• [WORK REQUIRED]
Drop the images; return everything else in the listing below exactly.

* * * * *

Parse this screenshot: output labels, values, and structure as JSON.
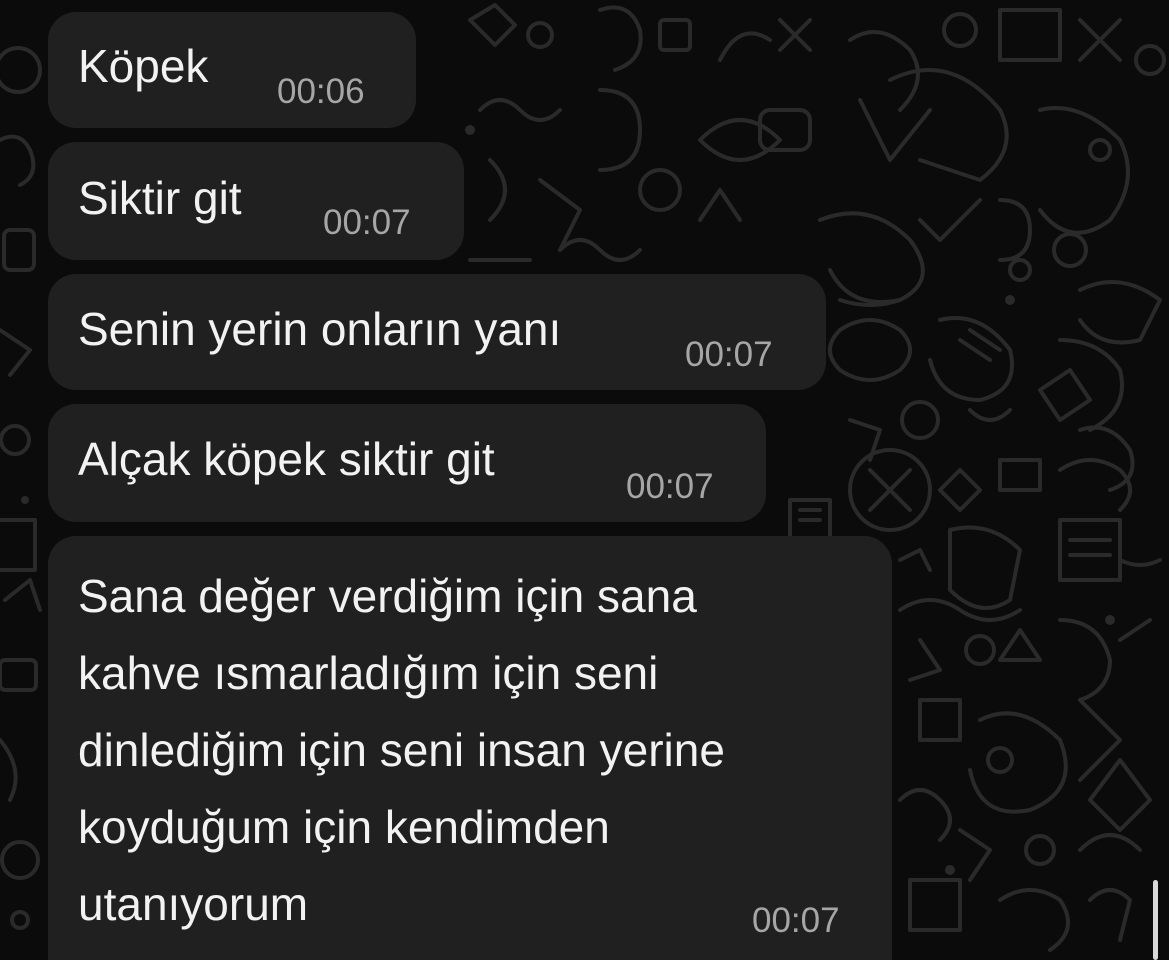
{
  "colors": {
    "background": "#0b0b0b",
    "bubble": "#202020",
    "text": "#f2f2f2",
    "timestamp": "#a6a6a6",
    "doodle": "#2a2a2a"
  },
  "messages": [
    {
      "text": "Köpek",
      "time": "00:06"
    },
    {
      "text": "Siktir git",
      "time": "00:07"
    },
    {
      "text": "Senin yerin onların yanı",
      "time": "00:07"
    },
    {
      "text": "Alçak köpek siktir git",
      "time": "00:07"
    },
    {
      "lines": [
        "Sana değer verdiğim için sana",
        "kahve ısmarladığım için seni",
        "dinlediğim için seni insan yerine",
        "koyduğum için kendimden",
        "utanıyorum"
      ],
      "time": "00:07"
    }
  ]
}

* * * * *

• [TASK RESULT]
Parse this screenshot: output labels, values, and structure as JSON.
{
  "colors": {
    "background": "#0b0b0b",
    "bubble": "#202020",
    "text": "#f2f2f2",
    "timestamp": "#a6a6a6",
    "doodle": "#2a2a2a"
  },
  "messages": [
    {
      "text": "Köpek",
      "time": "00:06"
    },
    {
      "text": "Siktir git",
      "time": "00:07"
    },
    {
      "text": "Senin yerin onların yanı",
      "time": "00:07"
    },
    {
      "text": "Alçak köpek siktir git",
      "time": "00:07"
    },
    {
      "lines": [
        "Sana değer verdiğim için sana",
        "kahve ısmarladığım için seni",
        "dinlediğim için seni insan yerine",
        "koyduğum için kendimden",
        "utanıyorum"
      ],
      "time": "00:07"
    }
  ]
}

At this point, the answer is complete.